Shareholder advocacy involves directly engaging with companies to improve their corporate environmental performance and at Green Century it is a critical component of responsible investing. As investors, we have unique access and influence that allow us to directly engage with corporate leaders who can affect change within their companies. Green Century works directly with companies to achieve real victories that protect people and the environment.
Our shareholder activism can take a variety of forms, including pressing companies on their use of risky fossil fuel development methods such as hydraulic fracturing and oil sands development. Other efforts have urged packaged food manufacturers to eliminate potentially harmful chemicals such as Bisphenol A (BPA) from product packaging.
The BPA issue is a great example of how our commitment to corporate environmental responsibility can lead to long-term engagements that seek to bring about lasting change. While BPA has recently become a hot topic among moms, Green Century has been working on the issue for years. Our work began in 2006, when after a dialogue with Whole Foods Market, the company made a public commitment to stop selling baby bottles and sippy cups that contain BPA.
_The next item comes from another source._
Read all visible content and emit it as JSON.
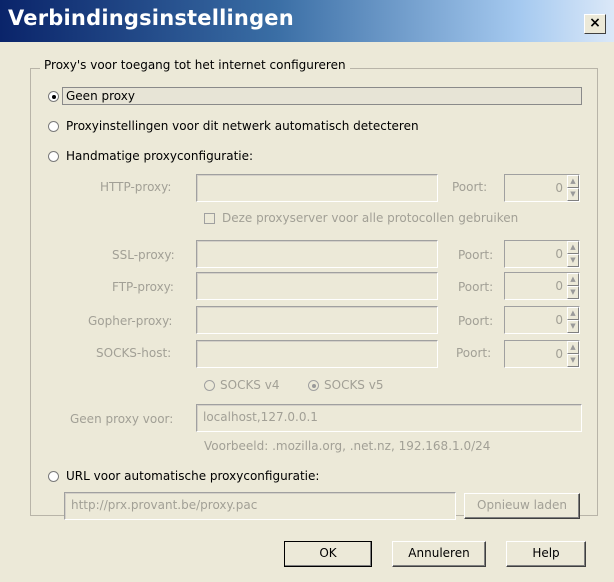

In 2009, we filed and were able to withdraw a shareholder resolution with Whole Foods after the company agreed to take steps to eliminate BPA from other store products. Also in 2009, Sunoco, one of the few companies that produces BPA, informed Green Century that it had instituted a groundbreaking policy requiring its customers to guarantee that the chemical will not be used in food or beverage containers designed for children under three years old, as described by Suzanne Rust and Meg Kissinger in Maker Acknowledges BPA Worries, in The Milwaukee Journal Sentinel. The Sunoco policy has since been used by congressional leaders to argue for national legislation on BPA and will help limit exposure to BPA by a vulnerable population.
Green Century is proud of our legacy of shareholder activism contributing to a cleaner planet and more sustainable economy.